It is no surprise there has been massive proliferation of beverage choices, including new brands entering “traditional” categories and an influx of items toeing different category lines. But how has this affected category share of consumption occasions across generations or category consumption frequency? Are consumption occasions evolving? What does it all mean for the traditionally indulgent convenience channel assortment and, more importantly, how might we leverage these consumption trends to inform space allocations across future planograms? Keurig Dr Pepper explored these questions in their Total Beverage Consumption Generational Study of Kantar’s World Panel, 1987-20181.
The importance of the in-between meal beverage occasion is rising. From 1987 to 2018, the percentage of beverage occasions consumed with a meal dropped from 65% to 53%. The influx of snacking occasions and solo dining bodes well for the immediate consumption-centric convenience channel, but consideration of shifts across categories is required to ensure c-stores are protecting their base and evolving with the times.
While the number of beverage choices appears to be inching towards infinite, the average number of weekly drinking occasions per person has remained stable at 35 for the past 30 years. This category fragmentation and consistent number of consumption occasions has impacted staple categories such as milk, brewed coffee and carbonated soft drinks. Total water (tap, still, flavored, and sparkling) consumption has increased 9% in the past 15 years, taking share from CSDs, fruit juice/fruit drinks and even milk. Emerging Categories shifted from about 5% of all drinking occasions in 2003 to about 10% in 2018. These “New Age” categories play significant roles in consumption occasions amongst key convenience store cohorts. For example, teens significantly over-index with flavored still water (173 teens vs. all consumers index), while flavored and sparkling water both attract “acculturated Hispanic” consumers (169 and 155 acculturated Hispanic vs. total all consumers). As a result, on-trend flavored water and sparkling brands, such as Keurig Dr Pepper’s Bai, Core Organic, Penafiel and Bai Bubbles can help Convenience stores drive conversion and loyalty amongst key shopper groups. Similarly, ready-to-drink (RTD) coffee has grown in popularity amongst younger consumers and Hispanic consumers, and also tends to skew female. Brands such as High Brew, Peet’s and Forto can also help attract these important shopper groups.

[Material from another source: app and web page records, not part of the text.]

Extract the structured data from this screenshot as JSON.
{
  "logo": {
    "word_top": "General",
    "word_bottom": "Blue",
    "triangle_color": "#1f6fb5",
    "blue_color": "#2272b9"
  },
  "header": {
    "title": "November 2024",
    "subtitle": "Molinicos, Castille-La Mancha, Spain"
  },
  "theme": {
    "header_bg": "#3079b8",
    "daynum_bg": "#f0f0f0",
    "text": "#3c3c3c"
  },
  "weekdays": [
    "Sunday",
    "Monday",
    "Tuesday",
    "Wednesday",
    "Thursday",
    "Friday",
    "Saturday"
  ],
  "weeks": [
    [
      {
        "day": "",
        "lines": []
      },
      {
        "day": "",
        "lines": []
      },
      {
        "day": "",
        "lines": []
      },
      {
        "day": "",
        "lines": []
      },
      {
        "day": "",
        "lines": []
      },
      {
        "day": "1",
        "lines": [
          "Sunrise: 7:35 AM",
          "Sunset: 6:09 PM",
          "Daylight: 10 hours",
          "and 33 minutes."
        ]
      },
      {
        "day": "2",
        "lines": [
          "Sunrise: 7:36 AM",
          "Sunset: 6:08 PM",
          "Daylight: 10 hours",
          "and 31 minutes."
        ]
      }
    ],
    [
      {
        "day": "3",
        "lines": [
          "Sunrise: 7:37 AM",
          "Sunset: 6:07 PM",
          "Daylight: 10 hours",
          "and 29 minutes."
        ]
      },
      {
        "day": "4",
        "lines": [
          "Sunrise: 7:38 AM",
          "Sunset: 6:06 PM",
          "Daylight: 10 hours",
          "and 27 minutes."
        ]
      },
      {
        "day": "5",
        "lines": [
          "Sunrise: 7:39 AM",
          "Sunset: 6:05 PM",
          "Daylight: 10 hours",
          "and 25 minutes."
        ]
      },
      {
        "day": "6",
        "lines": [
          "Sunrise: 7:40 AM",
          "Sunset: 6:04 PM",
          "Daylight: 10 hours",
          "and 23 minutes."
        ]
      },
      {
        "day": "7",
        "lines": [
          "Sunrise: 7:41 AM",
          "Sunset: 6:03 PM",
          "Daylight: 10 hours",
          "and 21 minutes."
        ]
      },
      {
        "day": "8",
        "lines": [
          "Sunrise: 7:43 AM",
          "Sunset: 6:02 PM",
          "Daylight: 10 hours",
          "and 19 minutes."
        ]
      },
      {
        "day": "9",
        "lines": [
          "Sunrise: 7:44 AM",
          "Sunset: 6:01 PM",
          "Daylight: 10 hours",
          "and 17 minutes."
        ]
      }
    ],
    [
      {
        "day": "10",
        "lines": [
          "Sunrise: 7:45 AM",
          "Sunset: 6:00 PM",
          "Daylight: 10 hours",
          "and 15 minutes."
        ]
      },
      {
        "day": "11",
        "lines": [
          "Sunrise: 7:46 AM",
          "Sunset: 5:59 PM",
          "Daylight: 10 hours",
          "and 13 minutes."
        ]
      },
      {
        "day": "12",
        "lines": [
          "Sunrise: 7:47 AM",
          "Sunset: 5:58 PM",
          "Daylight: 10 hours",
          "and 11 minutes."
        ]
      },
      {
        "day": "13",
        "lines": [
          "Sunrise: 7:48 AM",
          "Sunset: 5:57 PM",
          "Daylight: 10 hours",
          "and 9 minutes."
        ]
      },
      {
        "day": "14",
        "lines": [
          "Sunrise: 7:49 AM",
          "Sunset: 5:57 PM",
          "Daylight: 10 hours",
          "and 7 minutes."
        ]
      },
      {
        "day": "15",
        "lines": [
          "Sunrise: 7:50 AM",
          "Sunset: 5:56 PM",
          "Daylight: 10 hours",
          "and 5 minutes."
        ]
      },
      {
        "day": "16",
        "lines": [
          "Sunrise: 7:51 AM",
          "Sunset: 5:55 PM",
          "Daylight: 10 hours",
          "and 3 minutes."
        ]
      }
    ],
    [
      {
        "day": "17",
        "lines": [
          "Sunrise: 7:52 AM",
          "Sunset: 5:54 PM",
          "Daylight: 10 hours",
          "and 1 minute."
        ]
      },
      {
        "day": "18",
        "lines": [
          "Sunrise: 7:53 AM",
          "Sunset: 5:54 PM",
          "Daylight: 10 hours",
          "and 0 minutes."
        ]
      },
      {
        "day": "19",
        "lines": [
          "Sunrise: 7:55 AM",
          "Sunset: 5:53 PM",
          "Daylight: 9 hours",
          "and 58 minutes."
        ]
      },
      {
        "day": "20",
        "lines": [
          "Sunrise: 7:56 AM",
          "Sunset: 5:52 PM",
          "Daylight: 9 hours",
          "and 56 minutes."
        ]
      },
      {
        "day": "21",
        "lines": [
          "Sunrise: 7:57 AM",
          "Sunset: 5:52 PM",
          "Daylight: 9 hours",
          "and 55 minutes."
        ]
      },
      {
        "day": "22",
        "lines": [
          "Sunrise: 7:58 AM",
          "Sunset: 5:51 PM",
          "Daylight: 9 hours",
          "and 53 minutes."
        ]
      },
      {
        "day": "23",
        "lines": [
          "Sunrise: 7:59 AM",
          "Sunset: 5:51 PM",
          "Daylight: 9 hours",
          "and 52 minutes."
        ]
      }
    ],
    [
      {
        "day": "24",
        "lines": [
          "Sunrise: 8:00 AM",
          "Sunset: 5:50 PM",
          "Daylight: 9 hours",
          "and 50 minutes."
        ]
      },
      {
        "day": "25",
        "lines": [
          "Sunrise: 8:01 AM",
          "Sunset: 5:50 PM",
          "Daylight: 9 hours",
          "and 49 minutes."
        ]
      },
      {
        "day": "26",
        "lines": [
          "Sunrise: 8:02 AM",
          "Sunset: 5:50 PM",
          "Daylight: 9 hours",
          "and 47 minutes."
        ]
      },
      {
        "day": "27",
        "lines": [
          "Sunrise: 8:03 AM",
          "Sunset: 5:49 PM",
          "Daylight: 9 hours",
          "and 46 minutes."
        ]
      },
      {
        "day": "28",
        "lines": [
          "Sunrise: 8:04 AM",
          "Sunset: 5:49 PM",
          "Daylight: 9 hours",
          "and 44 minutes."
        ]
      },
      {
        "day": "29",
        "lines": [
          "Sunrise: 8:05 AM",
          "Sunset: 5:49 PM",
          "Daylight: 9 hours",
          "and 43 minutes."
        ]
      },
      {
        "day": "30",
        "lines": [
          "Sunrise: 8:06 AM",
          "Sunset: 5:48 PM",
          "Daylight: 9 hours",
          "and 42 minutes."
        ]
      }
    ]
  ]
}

While carbonated soft drinks have declined slightly in overall share of consumption, their weekly penetration remains one of the highest (42% for regular CSDs, 21% for diet) across all consumption occasions, and even higher amongst convenience store visits. However, ginger ale has gained share of drinking occasions amongst 18- to 49-year-olds, key shoppers to the convenience channel. Canada Dry has helped buck the carbonated soft drink consumption trend with 12 consecutive years of sales growth and the introduction of Canada Dry Ginger Ale Lemonade and Orangeade innovations, making them perfect convenience store staples.
Ready-to-drink (RTD) tea has experienced a new wave of growth with younger consumers. In fact, millennials adopted RTD tea at an early age and continue to increase their RTD tea consumption. Gen Z is now trying RTD teas at an even younger age and could follow a similar trend to millennials. While unflavored tea-forward brands initially expanded the RTD tea category offerings, flavored RTD teas have nearly doubled the weekly consumption penetration of unflavored tea. Additionally, RTD tea consumption, once a key category for dinner, has shifted to more of a lunch occasion. Given these trends, an opportunity exists for lunch/afternoon daypart promotions with flavored teas and juice drinks, such as Snapple or flavored tea-forward teas, such as Bai Antioxidant Supertea™.
Considering these broader consumption trends in addition to year-over-year c-store sales allows retailers to better anticipate shopper needs and how to best deliver what they want.
1All Data Cited – Source: KDP Total Beverage Generational Study, Kantar World Panel 1987-2018
This post is sponsored by Keurig Dr Pepper